Last time we looked at some tips about choosing words when writing for translation. This time we’ll look at some tips on the way words are put together in phrases.
Use articles where possible
Use definite and indefinite articles (“the,” “a,” “an”) wherever possible. Some technical writers have been taught to omit articles for the sake of brevity, but this also sacrifices clarity since it can be difficult to tell whether you are referring to a particular person or thing or just any one of a class of people or objects.
Avoid using nouns as adjectives
In English, we often use a noun to modify another noun (“That dress color suits you”). Sometimes this results in a series of nouns strung together (“university plant biology research center”). A noun string can be hard for English-speakers to unscramble, but it is even harder for translators—human or software. It’s better to reword the phrase (“The color of that dress” or “the university’s center for research on plant biology”).
Don’t omit “that”
In English we often omit the word “that” as a relative pronoun or as a conjunction.

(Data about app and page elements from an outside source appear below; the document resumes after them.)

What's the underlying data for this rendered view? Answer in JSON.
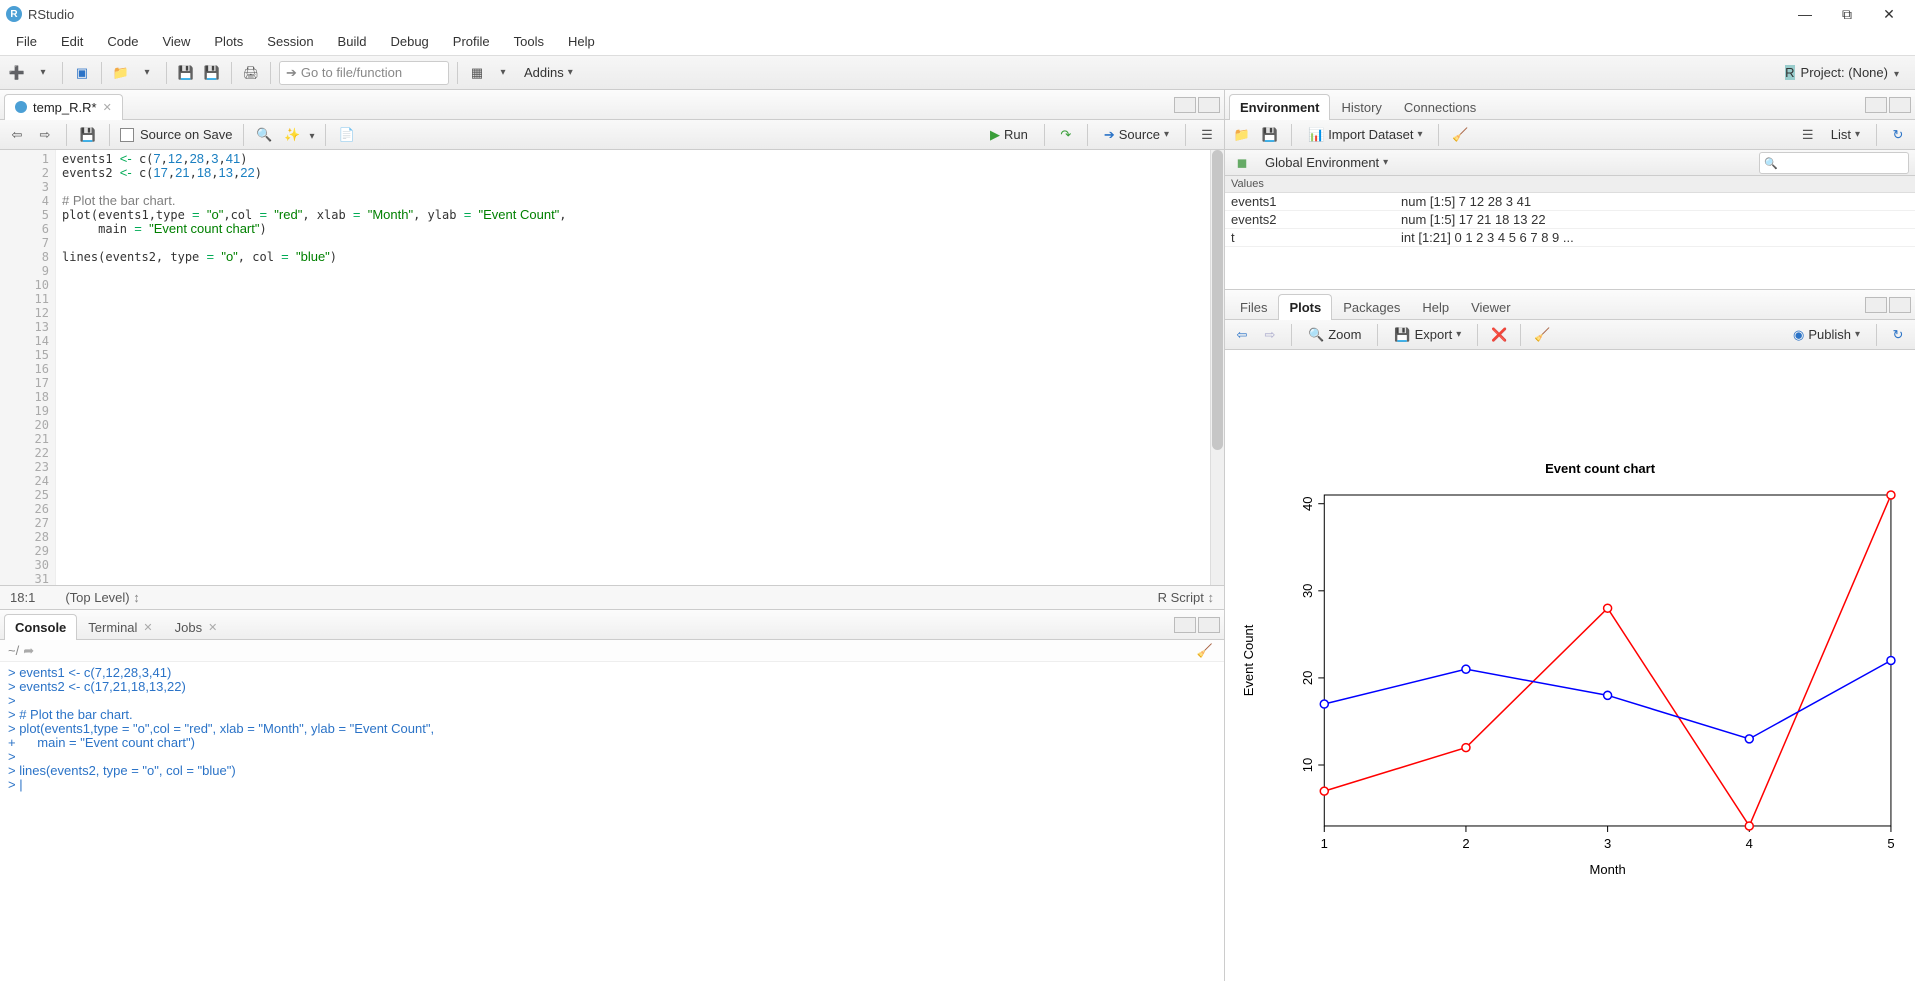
{
  "window": {
    "title": "RStudio"
  },
  "menu": [
    "File",
    "Edit",
    "Code",
    "View",
    "Plots",
    "Session",
    "Build",
    "Debug",
    "Profile",
    "Tools",
    "Help"
  ],
  "toolbar": {
    "goto_placeholder": "Go to file/function",
    "addins": "Addins",
    "project": "Project: (None)"
  },
  "source": {
    "tab_name": "temp_R.R*",
    "source_on_save": "Source on Save",
    "run": "Run",
    "source_btn": "Source",
    "status_pos": "18:1",
    "status_scope": "(Top Level)",
    "status_lang": "R Script",
    "gutter_lines": 31,
    "code_html": "events1 <span class='kw'>&lt;-</span> c(<span class='num'>7</span>,<span class='num'>12</span>,<span class='num'>28</span>,<span class='num'>3</span>,<span class='num'>41</span>)\nevents2 <span class='kw'>&lt;-</span> c(<span class='num'>17</span>,<span class='num'>21</span>,<span class='num'>18</span>,<span class='num'>13</span>,<span class='num'>22</span>)\n\n<span class='cmt'># Plot the bar chart.</span>\nplot(events1,type <span class='kw'>=</span> <span class='str'>\"o\"</span>,col <span class='kw'>=</span> <span class='str'>\"red\"</span>, xlab <span class='kw'>=</span> <span class='str'>\"Month\"</span>, ylab <span class='kw'>=</span> <span class='str'>\"Event Count\"</span>,\n     main <span class='kw'>=</span> <span class='str'>\"Event count chart\"</span>)\n\nlines(events2, type <span class='kw'>=</span> <span class='str'>\"o\"</span>, col <span class='kw'>=</span> <span class='str'>\"blue\"</span>)\n"
  },
  "console": {
    "tabs": [
      "Console",
      "Terminal",
      "Jobs"
    ],
    "path": "~/",
    "output_html": "<span class='blue'>&gt; events1 &lt;- c(7,12,28,3,41)</span>\n<span class='blue'>&gt; events2 &lt;- c(17,21,18,13,22)</span>\n<span class='blue'>&gt; </span>\n<span class='blue'>&gt; # Plot the bar chart.</span>\n<span class='blue'>&gt; plot(events1,type = \"o\",col = \"red\", xlab = \"Month\", ylab = \"Event Count\",</span>\n<span class='blue'>+      main = \"Event count chart\")</span>\n<span class='blue'>&gt; </span>\n<span class='blue'>&gt; lines(events2, type = \"o\", col = \"blue\")</span>\n<span class='blue'>&gt; |</span>"
  },
  "env": {
    "tabs": [
      "Environment",
      "History",
      "Connections"
    ],
    "import": "Import Dataset",
    "scope": "Global Environment",
    "list": "List",
    "section": "Values",
    "rows": [
      {
        "name": "events1",
        "val": "num [1:5] 7 12 28 3 41"
      },
      {
        "name": "events2",
        "val": "num [1:5] 17 21 18 13 22"
      },
      {
        "name": "t",
        "val": "int [1:21] 0 1 2 3 4 5 6 7 8 9 ..."
      }
    ]
  },
  "plots": {
    "tabs": [
      "Files",
      "Plots",
      "Packages",
      "Help",
      "Viewer"
    ],
    "zoom": "Zoom",
    "export": "Export",
    "publish": "Publish"
  },
  "chart_data": {
    "type": "line",
    "title": "Event count chart",
    "xlabel": "Month",
    "ylabel": "Event Count",
    "x": [
      1,
      2,
      3,
      4,
      5
    ],
    "xlim": [
      1,
      5
    ],
    "ylim": [
      3,
      41
    ],
    "yticks": [
      10,
      20,
      30,
      40
    ],
    "series": [
      {
        "name": "events1",
        "color": "red",
        "values": [
          7,
          12,
          28,
          3,
          41
        ]
      },
      {
        "name": "events2",
        "color": "blue",
        "values": [
          17,
          21,
          18,
          13,
          22
        ]
      }
    ]
  }
}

For instance, we can say “the car he bought” or “I knew he bought a car.” But including the word “that” is helpful for translation because it clarifies the intent of the sentence. Write “the car that he bought” or “I knew that he bought a car” instead of what you might actually say.
Avoid phrasal verbs
Verb combinations, such as “set up” or “shut down,” are called phrasal verbs. Such phrases can be hard to avoid in English, but they often create problems for translators and translation software since they don’t exist in most other languages. Try to replace them with simple verbs (“establish an office” instead of “set up an office;” “descend the hill” instead of “go down the hill”). If you do use a phrasal verb, don’t separate the parts (“Go down the hill slowly” not “go slowly down the hill”).
Use nouns, not pronouns
Repeat a noun instead of using a backward-referring pronoun like “it,” “they,” “this,” or “these,” unless the noun the pronoun refers to is unmistakable. How many times have you listened to someone telling a story about a number of people and gotten confused by references to “he” and “she?” Repeating the noun ensures that the reference is clear.
These tips are “syntactic cues,” cues that help non-native speakers navigate sentences.